In this image of the Andes along the Chile-Bolivia border, the visible and infrared data have been computer enhanced to exaggerate the color differences of the different materials. The scene is dominated by the Pampa Luxsar lava complex, occupying the upper right two-thirds of the scene. Lava flows are distributed around remnants of large dissected cones, the largest of which is Cerro Luxsar. NASA/GSFC/METI/ERSDA C/JAROS, and U.S./Japan ASTER Science Team/JPL
Astronomers using NASA's Hubble Space Telescope have found a bow shock around a very young star in the nearby Orion nebula, an intense star-forming region of gas and dust. It was taken in February 1995 as part of the Hubble Orion Nebula mosaic by Hubble's Wide Field and Planetary Camera 2, designed and built by NASA's Jet Propulsion Laboratory, Pasadena, Calif. NASA and the Hubble Heritage Team (STScI/AURA)
Apollo 12 astronaut Alan Bean holds a special environmental sample container filled with lunar soil collected during his sojourn on the lunar surface. A Hasselblad camera is mounted on the chest of his spacesuit. Pete Conrad, who took this image, is reflected in Bean's helmet visor, on Nov. 20, 1969. NASA
The two bright sources at the center of this composite x-ray image are co-orbiting supermassive black holes powering the giant radio source. Surrounded by multimillion degree x-ray emitting gas, and blasting out jets of relativistic particles, the supermassive black holes are separated by 25,000 light-years. At the cores of two merging galaxies in the Abell 400 galaxy cluster they are some 300 million light-years away. NASA/CXC/D.Hudson, T.Reiprich et al./AIfA/NRAO/VLA/NRL
Astronaut L. Gordon Cooper Jr. is hoisted up to a U.S. Navy helicopter during recovery operations in the Atlantic Ocean after the record-setting eight-day Gemini V mission in 1965. NASA
President Barack Obama is joined by members of Congress, including former astronaut Sen. Bill Nelson (r.) and school children as he talks to the crew aboard the International Space Station in March 2009. NASA
This is a rare view of Saturn's rings seen just after the Sun has set below the ring plane. This perspective is unusual because the Earth is slightly above Saturn's rings and the Sun is below them. Normally we see the rings fully illuminated by the Sun. The low concentration of material in these rings allows light from the Sun to shine through them. Phil Nicholson/Cornell University/Steve Larson/University of Arizona/NASA
This photo is the world's first view of Earth taken by a spacecraft from the vicinity of the Moon.
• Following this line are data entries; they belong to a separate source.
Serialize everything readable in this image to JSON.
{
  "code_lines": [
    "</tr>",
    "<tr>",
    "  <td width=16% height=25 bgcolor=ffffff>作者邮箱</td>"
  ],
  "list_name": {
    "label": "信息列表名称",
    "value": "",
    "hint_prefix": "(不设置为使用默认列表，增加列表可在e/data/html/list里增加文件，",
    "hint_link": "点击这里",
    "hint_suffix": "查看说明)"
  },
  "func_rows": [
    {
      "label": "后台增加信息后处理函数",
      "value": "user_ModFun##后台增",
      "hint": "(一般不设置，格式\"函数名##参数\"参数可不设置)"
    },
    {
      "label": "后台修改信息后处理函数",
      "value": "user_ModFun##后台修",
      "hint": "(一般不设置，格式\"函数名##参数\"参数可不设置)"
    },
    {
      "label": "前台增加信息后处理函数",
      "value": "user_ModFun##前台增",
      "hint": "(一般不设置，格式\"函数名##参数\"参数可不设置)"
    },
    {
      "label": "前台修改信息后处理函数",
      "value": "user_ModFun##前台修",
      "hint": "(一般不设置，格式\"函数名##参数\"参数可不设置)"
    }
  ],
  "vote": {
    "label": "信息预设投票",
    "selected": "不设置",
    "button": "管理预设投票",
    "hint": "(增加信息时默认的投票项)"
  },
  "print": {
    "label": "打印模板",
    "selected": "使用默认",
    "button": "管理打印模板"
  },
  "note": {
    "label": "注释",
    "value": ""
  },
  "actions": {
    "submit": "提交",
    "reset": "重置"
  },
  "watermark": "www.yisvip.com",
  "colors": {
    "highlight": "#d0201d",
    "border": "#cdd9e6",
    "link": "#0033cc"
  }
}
The photo was transmitted to Earth by the United States Lunar Orbiter I and received at the NASA tracking station at Robledo De Chavela near Madrid, Spain. This crescent of the Earth was photographed August 23, 1966. NASA
A piece of NASA history landed at the Glenn Research Center's Visitor Center, now located at the Great Lakes Science Center in Cleveland, Ohio. The Apollo Command Module, used for the Skylab 3 mission in 1973, was moved successfully from Glenn to the Science Center. The module will be the focal point of the Visitor Center, which includes space and aeronautics artifacts, models and interactive experiences. NASA
This artist's rendition depicts the Huygens Probe, after deploying from the Cassini Orbiter, en route into the murky atmosphere of Saturn's largest moon, Titan. NASA
On Friday Spain's Catalonia region voted to give their leader the power to call a secession referendum. Inspired by Scotland's vote on indpendence, European separatists are seeking the same chance.
ByAlan Clendenning and Joseph Wilson, Associated Press
Despite Scotland's decision to reject independence, lawmakers in Spain's Catalonia region voted overwhelmingly Friday to give their leader the power to call a secession referendum that the central government in Madrid has denounced as illegal.